**Problem details**
A word-for-word copy of the lines from the one holding "Convert this screenshot" through the final line of the records below is the only output asked for.
Start of Provided material
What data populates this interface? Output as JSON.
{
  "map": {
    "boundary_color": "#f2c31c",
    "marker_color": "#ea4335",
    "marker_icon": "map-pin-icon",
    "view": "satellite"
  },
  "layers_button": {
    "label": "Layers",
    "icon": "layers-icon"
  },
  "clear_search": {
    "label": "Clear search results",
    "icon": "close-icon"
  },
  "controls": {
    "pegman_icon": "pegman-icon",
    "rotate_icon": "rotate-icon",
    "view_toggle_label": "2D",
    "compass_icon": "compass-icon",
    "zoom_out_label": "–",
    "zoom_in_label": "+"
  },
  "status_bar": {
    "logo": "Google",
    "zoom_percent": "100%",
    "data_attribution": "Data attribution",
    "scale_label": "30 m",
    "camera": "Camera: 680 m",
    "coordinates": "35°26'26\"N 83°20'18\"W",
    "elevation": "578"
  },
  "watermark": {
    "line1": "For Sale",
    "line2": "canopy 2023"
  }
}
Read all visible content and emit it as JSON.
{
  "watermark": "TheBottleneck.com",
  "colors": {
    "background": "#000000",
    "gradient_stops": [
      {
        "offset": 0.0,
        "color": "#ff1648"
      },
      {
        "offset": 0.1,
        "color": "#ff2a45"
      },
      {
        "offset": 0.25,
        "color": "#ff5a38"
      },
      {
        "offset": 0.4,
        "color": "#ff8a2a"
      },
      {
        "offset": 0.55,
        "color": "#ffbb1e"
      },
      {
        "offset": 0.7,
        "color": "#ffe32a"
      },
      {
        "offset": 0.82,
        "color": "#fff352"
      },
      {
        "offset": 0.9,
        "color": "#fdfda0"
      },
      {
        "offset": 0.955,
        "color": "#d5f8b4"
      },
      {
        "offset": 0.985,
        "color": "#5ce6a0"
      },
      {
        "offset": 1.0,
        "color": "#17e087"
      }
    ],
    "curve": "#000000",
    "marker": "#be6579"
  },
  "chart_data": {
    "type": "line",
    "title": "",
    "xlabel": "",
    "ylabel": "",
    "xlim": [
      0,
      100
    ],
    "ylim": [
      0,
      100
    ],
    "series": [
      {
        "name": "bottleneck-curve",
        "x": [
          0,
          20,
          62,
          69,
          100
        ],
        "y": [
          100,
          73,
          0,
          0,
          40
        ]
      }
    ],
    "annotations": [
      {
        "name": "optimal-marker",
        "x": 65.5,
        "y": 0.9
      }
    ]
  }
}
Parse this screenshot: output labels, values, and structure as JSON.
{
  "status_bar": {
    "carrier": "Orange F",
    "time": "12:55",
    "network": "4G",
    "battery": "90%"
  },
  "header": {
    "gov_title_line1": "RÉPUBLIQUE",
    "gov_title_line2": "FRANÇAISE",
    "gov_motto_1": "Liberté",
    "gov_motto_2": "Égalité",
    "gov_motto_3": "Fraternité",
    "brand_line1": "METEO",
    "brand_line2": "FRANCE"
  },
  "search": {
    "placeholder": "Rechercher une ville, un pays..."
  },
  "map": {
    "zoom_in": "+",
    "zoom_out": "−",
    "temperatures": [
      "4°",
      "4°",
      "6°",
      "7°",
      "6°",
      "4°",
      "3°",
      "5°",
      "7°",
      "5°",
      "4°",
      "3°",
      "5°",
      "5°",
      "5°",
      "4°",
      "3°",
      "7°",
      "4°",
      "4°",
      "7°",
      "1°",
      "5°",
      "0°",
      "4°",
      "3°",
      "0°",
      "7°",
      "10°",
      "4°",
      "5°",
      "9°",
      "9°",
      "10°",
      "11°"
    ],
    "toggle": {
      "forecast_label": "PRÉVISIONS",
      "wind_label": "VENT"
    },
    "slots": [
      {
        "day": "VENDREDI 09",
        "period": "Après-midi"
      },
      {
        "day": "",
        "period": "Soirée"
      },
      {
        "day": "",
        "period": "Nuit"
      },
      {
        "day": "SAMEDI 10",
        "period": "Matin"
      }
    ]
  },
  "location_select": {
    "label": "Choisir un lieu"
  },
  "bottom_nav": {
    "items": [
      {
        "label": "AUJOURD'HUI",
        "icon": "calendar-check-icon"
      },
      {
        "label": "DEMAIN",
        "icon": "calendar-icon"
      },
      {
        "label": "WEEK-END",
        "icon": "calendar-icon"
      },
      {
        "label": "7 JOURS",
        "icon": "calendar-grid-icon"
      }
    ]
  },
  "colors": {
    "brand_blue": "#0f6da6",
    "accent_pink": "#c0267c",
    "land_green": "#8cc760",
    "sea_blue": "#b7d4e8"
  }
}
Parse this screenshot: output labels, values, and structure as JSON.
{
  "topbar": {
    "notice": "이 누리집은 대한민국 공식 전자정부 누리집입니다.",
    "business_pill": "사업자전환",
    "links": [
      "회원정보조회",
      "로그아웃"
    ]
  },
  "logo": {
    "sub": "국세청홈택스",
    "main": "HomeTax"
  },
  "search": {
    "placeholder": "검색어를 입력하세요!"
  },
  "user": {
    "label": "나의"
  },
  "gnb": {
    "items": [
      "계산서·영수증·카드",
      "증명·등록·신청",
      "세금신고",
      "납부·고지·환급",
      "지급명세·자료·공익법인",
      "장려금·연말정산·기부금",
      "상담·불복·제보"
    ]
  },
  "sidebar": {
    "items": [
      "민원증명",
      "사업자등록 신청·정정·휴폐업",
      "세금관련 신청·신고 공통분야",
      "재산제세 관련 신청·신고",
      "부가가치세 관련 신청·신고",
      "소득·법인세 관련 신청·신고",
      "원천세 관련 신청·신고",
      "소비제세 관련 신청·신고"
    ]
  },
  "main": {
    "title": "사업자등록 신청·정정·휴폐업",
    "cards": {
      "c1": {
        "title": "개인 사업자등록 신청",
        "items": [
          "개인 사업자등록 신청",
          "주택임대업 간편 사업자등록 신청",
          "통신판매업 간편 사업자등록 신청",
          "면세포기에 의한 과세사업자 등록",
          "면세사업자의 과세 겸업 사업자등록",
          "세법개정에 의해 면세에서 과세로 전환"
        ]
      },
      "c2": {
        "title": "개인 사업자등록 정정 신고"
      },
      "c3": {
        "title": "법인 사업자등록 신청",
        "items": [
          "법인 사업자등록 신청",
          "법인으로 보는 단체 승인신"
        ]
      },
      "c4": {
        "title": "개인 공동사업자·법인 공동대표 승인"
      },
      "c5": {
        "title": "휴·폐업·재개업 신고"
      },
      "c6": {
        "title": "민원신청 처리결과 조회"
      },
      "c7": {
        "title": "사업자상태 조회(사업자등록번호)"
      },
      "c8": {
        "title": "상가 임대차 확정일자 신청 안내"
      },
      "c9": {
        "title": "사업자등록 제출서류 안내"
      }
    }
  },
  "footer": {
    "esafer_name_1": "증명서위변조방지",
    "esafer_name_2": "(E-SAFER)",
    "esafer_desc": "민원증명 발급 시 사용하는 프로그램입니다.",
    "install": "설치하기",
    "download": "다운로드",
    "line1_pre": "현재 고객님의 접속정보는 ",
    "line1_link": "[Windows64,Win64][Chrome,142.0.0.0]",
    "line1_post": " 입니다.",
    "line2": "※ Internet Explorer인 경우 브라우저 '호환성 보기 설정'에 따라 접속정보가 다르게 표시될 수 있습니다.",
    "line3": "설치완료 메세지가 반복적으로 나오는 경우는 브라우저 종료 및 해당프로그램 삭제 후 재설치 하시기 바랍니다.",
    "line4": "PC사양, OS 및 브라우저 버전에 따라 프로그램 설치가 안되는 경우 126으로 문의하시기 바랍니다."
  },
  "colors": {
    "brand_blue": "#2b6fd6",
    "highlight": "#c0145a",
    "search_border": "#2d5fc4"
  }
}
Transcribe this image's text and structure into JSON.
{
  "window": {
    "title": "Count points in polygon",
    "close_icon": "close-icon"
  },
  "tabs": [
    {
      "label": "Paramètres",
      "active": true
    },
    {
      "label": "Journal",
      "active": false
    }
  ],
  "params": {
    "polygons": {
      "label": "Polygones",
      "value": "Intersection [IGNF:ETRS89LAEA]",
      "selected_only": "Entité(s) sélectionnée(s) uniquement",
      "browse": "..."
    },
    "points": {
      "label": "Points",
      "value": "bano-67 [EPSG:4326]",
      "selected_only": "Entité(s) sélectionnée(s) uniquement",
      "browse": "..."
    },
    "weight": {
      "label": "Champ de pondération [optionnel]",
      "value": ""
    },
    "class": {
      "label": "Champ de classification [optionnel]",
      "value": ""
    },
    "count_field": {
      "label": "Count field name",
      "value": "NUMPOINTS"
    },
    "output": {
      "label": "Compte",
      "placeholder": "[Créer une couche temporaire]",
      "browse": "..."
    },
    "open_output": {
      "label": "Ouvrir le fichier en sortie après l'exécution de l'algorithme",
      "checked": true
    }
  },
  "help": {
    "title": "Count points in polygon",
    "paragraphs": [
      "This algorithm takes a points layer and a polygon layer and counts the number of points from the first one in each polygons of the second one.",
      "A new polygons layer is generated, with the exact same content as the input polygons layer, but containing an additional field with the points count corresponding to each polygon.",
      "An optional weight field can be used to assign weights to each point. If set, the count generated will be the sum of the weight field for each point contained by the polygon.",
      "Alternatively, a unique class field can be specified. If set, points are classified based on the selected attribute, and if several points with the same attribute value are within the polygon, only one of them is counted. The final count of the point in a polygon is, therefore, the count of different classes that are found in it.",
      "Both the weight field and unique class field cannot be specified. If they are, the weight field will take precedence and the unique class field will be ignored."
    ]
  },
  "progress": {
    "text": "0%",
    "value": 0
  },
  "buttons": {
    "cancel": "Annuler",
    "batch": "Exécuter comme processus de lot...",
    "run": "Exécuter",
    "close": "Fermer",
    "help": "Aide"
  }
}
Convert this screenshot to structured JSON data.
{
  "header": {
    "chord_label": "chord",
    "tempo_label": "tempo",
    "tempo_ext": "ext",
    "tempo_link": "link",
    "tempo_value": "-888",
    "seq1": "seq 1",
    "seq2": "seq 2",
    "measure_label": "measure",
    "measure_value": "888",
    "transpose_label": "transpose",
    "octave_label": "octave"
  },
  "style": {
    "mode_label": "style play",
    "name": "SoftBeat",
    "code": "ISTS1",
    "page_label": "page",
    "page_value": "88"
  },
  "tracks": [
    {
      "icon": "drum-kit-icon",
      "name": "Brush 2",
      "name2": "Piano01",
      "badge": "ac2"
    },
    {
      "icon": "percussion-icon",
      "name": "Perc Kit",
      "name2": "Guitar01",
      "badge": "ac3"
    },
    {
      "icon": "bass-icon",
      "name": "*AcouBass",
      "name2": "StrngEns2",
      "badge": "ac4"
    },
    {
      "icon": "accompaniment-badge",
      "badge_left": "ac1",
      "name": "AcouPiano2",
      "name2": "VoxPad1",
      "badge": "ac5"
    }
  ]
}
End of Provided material
**Exercise answer**
Convert this screenshot to structured JSON data.
{
  "header": {
    "chord_label": "chord",
    "tempo_label": "tempo",
    "tempo_ext": "ext",
    "tempo_link": "link",
    "tempo_value": "-888",
    "seq1": "seq 1",
    "seq2": "seq 2",
    "measure_label": "measure",
    "measure_value": "888",
    "transpose_label": "transpose",
    "octave_label": "octave"
  },
  "style": {
    "mode_label": "style play",
    "name": "SoftBeat",
    "code": "ISTS1",
    "page_label": "page",
    "page_value": "88"
  },
  "tracks": [
    {
      "icon": "drum-kit-icon",
      "name": "Brush 2",
      "name2": "Piano01",
      "badge": "ac2"
    },
    {
      "icon": "percussion-icon",
      "name": "Perc Kit",
      "name2": "Guitar01",
      "badge": "ac3"
    },
    {
      "icon": "bass-icon",
      "name": "*AcouBass",
      "name2": "StrngEns2",
      "badge": "ac4"
    },
    {
      "icon": "accompaniment-badge",
      "badge_left": "ac1",
      "name": "AcouPiano2",
      "name2": "VoxPad1",
      "badge": "ac5"
    }
  ]
}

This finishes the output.